##### MATERIAL SHOWN #####

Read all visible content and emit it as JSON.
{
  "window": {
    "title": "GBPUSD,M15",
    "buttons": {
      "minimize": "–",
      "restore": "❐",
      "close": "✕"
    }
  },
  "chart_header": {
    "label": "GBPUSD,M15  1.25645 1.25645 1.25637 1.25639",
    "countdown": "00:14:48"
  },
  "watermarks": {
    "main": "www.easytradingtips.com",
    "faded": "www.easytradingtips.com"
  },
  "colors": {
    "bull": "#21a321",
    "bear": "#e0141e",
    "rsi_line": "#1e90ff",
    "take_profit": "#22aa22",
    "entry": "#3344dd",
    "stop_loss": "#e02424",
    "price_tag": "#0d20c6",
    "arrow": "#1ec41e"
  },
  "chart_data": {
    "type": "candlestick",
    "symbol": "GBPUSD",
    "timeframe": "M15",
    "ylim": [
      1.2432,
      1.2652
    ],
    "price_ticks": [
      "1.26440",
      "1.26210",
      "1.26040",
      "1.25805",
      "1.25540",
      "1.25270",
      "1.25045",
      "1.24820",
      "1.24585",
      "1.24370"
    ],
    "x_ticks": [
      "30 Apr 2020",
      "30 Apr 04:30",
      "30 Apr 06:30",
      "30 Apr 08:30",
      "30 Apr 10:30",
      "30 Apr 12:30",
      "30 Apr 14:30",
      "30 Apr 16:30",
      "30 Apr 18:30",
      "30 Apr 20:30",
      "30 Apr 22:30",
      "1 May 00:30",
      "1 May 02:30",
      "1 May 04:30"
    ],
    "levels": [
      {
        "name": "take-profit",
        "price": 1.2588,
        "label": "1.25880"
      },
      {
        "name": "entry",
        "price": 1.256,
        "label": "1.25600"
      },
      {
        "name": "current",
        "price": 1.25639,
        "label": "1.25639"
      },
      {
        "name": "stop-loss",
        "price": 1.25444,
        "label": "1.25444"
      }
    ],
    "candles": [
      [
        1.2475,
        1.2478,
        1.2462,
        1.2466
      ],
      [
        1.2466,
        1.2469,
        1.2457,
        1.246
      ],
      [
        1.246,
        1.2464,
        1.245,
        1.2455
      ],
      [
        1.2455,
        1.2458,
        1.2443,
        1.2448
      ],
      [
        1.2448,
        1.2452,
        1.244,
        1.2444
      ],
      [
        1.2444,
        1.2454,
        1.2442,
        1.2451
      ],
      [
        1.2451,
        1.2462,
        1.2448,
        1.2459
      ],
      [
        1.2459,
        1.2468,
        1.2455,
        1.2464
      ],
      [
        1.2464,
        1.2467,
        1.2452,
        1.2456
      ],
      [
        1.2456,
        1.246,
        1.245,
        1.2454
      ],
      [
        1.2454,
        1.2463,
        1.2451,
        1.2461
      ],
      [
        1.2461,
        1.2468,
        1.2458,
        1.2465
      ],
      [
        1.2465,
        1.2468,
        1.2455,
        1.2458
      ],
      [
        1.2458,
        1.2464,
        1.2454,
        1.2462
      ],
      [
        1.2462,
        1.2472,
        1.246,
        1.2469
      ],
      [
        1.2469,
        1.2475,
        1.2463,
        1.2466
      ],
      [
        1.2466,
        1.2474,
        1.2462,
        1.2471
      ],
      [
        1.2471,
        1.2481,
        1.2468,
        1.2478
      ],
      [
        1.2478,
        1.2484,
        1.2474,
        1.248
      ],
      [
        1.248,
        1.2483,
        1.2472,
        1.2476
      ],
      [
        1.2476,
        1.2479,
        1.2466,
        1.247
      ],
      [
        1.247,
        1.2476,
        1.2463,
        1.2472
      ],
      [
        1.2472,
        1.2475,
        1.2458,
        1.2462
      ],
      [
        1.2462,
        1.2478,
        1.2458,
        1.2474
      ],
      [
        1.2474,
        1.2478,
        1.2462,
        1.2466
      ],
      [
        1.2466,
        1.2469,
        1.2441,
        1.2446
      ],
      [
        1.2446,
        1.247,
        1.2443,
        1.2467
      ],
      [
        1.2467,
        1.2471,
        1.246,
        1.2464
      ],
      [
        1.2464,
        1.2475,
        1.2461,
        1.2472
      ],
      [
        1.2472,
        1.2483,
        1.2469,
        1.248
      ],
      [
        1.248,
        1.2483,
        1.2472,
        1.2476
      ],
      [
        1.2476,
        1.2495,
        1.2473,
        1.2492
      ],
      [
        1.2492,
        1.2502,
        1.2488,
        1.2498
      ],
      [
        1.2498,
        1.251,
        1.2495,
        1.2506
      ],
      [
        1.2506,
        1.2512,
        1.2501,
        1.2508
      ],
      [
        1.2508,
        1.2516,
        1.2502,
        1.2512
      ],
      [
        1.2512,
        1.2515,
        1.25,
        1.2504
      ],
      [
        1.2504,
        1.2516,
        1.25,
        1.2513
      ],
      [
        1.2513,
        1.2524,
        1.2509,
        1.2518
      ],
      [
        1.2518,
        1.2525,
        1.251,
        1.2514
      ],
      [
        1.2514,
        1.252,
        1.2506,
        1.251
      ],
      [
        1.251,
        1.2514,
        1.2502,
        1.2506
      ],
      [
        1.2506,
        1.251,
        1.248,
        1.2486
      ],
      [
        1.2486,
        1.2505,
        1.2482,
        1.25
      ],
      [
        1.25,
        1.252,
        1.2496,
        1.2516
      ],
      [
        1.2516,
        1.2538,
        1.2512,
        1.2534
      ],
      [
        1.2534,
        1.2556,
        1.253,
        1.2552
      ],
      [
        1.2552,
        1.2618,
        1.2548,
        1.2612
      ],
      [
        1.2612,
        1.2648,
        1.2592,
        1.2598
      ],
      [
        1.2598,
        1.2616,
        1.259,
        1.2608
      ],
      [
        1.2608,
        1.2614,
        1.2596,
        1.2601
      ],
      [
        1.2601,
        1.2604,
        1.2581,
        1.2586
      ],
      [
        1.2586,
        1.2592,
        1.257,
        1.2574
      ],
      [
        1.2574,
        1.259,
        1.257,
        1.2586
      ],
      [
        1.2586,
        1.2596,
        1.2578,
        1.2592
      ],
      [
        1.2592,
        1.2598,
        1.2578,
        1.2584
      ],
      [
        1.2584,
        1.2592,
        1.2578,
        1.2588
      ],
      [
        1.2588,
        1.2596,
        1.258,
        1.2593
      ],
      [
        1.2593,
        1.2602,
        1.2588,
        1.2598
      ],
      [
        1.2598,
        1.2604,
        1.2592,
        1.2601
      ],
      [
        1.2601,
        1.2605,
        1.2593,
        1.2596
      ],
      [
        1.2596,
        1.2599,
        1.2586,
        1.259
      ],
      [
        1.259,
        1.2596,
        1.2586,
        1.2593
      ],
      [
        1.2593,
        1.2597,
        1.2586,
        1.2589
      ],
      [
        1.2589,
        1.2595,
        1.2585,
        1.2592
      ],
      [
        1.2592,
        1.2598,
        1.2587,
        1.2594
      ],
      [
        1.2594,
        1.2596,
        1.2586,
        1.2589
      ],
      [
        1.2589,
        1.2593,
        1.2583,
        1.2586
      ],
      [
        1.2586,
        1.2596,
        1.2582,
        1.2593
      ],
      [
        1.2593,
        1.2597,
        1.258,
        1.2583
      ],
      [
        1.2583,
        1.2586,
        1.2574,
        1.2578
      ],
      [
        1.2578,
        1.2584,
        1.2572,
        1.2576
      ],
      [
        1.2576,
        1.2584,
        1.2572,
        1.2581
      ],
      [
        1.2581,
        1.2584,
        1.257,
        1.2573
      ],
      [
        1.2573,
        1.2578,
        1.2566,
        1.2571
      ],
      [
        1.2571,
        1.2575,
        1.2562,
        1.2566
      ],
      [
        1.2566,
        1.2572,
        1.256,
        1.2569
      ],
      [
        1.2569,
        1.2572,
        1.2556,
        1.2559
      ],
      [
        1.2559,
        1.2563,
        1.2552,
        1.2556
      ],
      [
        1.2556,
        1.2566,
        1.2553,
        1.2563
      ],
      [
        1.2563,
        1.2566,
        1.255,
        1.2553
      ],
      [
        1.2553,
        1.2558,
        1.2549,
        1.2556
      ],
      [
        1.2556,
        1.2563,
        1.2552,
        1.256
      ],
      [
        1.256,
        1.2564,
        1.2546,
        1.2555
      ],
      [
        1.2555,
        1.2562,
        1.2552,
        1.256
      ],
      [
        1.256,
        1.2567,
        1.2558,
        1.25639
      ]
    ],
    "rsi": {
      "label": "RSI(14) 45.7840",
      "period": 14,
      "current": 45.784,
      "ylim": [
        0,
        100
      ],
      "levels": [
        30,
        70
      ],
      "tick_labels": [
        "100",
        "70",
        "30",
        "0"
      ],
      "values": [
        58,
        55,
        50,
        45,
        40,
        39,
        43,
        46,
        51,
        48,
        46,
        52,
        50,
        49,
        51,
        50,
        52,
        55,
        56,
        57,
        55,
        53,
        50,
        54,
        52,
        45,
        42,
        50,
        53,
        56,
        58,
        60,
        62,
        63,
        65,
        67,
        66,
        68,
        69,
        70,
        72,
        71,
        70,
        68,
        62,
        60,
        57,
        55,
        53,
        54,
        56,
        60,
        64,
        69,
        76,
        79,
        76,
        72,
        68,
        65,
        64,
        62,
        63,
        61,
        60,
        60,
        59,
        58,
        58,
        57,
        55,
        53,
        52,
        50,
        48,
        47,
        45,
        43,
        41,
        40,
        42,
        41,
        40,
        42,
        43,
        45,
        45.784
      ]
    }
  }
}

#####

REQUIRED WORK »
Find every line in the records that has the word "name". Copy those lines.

RESPONSE TO THE TASK »
        "name": "take-profit",
        "name": "entry",
        "name": "current",
        "name": "stop-loss",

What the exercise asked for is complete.